» WHAT THIS TASK INVOLVES: In the entries that follow, how many lines include the string "decay"? The answer is the number only.
----------
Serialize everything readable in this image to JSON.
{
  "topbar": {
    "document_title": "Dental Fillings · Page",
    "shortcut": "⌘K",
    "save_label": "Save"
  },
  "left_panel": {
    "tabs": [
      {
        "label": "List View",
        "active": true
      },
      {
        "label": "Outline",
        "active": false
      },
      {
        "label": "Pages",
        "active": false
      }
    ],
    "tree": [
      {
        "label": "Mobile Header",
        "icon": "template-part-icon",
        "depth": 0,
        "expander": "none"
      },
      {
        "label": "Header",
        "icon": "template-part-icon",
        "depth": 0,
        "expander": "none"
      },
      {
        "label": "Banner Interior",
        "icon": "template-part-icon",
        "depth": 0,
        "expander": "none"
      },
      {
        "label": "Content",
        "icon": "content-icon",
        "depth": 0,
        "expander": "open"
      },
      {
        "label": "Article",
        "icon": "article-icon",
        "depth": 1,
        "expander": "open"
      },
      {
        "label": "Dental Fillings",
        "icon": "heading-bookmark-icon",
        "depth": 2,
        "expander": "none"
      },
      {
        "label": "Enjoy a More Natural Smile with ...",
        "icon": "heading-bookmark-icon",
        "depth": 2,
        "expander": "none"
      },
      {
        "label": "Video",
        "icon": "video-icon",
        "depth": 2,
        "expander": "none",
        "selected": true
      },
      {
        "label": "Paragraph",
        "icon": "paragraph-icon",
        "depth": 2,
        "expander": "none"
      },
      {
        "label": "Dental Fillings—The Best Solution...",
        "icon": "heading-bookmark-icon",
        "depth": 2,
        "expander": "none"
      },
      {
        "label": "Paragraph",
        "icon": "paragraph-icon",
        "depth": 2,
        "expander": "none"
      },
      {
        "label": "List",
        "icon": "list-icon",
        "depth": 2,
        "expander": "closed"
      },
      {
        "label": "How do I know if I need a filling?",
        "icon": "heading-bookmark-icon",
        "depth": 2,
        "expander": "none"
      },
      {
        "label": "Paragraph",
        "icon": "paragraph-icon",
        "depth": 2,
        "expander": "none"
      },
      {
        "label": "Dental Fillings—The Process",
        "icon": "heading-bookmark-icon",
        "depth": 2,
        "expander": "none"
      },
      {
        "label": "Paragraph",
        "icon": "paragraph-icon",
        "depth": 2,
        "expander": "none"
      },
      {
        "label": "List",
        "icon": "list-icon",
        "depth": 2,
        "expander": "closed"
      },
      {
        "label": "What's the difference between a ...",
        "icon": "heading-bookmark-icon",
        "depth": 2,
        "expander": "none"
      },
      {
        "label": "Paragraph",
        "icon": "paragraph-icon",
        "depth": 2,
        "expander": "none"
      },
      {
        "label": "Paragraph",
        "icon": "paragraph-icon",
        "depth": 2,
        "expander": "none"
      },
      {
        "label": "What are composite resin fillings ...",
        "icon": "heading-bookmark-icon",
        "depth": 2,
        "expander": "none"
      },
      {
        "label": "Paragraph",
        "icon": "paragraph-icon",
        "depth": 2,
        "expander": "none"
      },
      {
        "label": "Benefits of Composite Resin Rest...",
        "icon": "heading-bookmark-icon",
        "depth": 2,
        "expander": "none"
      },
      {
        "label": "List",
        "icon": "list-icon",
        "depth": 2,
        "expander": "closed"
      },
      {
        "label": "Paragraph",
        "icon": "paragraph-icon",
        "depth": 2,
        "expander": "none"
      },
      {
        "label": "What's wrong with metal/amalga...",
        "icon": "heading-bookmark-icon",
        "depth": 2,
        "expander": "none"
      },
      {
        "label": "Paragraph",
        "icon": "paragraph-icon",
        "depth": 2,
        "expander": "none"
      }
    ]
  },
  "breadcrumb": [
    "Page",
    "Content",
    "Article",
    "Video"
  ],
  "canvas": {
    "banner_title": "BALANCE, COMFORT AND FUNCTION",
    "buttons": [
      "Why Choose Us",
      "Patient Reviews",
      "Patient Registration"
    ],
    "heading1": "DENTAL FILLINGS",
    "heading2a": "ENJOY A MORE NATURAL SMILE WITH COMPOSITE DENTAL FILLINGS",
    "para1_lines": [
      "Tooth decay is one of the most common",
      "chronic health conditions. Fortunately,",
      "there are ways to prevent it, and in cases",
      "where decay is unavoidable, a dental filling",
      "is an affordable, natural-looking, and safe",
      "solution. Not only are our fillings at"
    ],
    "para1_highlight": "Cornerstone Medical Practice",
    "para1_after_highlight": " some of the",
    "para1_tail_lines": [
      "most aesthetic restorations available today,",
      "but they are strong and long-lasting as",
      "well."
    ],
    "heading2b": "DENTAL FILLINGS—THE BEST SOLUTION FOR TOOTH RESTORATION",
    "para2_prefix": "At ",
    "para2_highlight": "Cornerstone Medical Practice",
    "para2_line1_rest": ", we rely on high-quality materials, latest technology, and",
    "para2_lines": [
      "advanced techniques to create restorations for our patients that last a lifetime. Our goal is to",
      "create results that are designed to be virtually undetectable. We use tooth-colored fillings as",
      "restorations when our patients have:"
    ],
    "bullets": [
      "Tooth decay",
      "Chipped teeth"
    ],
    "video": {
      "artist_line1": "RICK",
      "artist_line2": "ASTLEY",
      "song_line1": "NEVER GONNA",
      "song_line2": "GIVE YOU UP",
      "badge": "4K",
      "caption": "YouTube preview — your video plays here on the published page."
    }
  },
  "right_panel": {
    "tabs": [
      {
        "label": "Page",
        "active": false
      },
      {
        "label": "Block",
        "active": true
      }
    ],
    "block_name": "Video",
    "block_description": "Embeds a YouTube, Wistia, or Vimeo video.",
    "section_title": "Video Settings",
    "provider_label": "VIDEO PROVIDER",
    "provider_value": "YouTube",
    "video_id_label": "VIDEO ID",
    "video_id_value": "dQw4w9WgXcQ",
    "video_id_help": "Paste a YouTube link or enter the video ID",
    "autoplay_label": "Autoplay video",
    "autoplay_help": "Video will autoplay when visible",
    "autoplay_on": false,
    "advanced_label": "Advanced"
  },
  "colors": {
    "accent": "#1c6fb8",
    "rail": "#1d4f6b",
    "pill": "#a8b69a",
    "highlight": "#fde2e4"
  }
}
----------
» WRITTEN RESPONSE: 3